→ Task to carry out:
Output every line below exactly, please, omitting pictures.

Stored records:
• • •

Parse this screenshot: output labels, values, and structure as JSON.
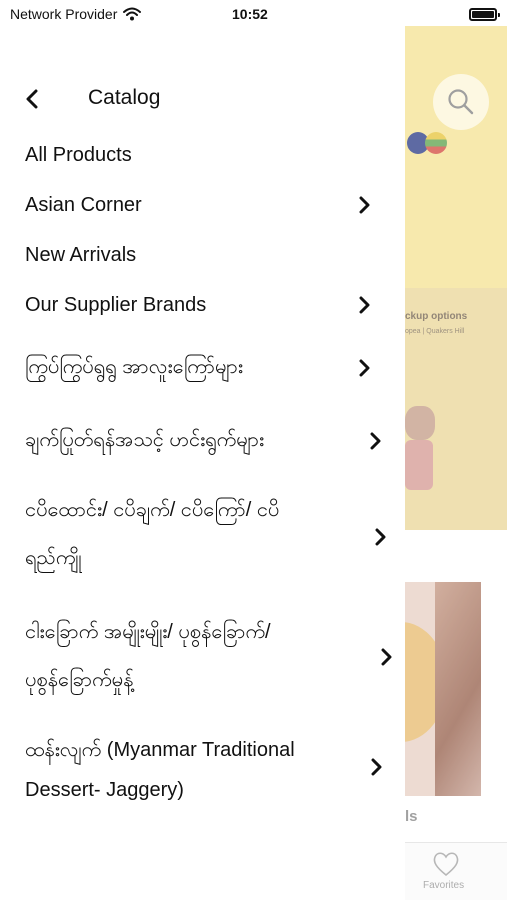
{
  "status_bar": {
    "carrier": "Network Provider",
    "time": "10:52"
  },
  "menu": {
    "title": "Catalog",
    "items": [
      {
        "label": "All Products",
        "has_submenu": false
      },
      {
        "label": "Asian Corner",
        "has_submenu": true
      },
      {
        "label": "New Arrivals",
        "has_submenu": false
      },
      {
        "label": "Our Supplier Brands",
        "has_submenu": true
      },
      {
        "label": "ကြွပ်ကြွပ်ရွရွ အာလူးကြော်များ",
        "has_submenu": true
      },
      {
        "label": "ချက်ပြုတ်ရန်အသင့် ဟင်းရွက်များ",
        "has_submenu": true
      },
      {
        "label_line1": "ငပိထောင်း/ ငပိချက်/ ငပိကြော်/ ငပိ",
        "label_line2": "ရည်ကျို",
        "has_submenu": true
      },
      {
        "label_line1": "ငါးခြောက် အမျိုးမျိုး/ ပုစွန်ခြောက်/",
        "label_line2": "ပုစွန်ခြောက်မှုန့်",
        "has_submenu": true
      },
      {
        "label_line1": "ထန်းလျက် (Myanmar Traditional",
        "label_line2": "Dessert- Jaggery)",
        "has_submenu": true
      }
    ]
  },
  "background": {
    "banner_text": "ckup options",
    "banner_subtext": "opea | Quakers Hill",
    "section_fragment": "ls",
    "tab_favorites": "Favorites"
  }
}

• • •

→ Task solution:
Parse this screenshot: output labels, values, and structure as JSON.
{
  "status_bar": {
    "carrier": "Network Provider",
    "time": "10:52"
  },
  "menu": {
    "title": "Catalog",
    "items": [
      {
        "label": "All Products",
        "has_submenu": false
      },
      {
        "label": "Asian Corner",
        "has_submenu": true
      },
      {
        "label": "New Arrivals",
        "has_submenu": false
      },
      {
        "label": "Our Supplier Brands",
        "has_submenu": true
      },
      {
        "label": "ကြွပ်ကြွပ်ရွရွ အာလူးကြော်များ",
        "has_submenu": true
      },
      {
        "label": "ချက်ပြုတ်ရန်အသင့် ဟင်းရွက်များ",
        "has_submenu": true
      },
      {
        "label_line1": "ငပိထောင်း/ ငပိချက်/ ငပိကြော်/ ငပိ",
        "label_line2": "ရည်ကျို",
        "has_submenu": true
      },
      {
        "label_line1": "ငါးခြောက် အမျိုးမျိုး/ ပုစွန်ခြောက်/",
        "label_line2": "ပုစွန်ခြောက်မှုန့်",
        "has_submenu": true
      },
      {
        "label_line1": "ထန်းလျက် (Myanmar Traditional",
        "label_line2": "Dessert- Jaggery)",
        "has_submenu": true
      }
    ]
  },
  "background": {
    "banner_text": "ckup options",
    "banner_subtext": "opea | Quakers Hill",
    "section_fragment": "ls",
    "tab_favorites": "Favorites"
  }
}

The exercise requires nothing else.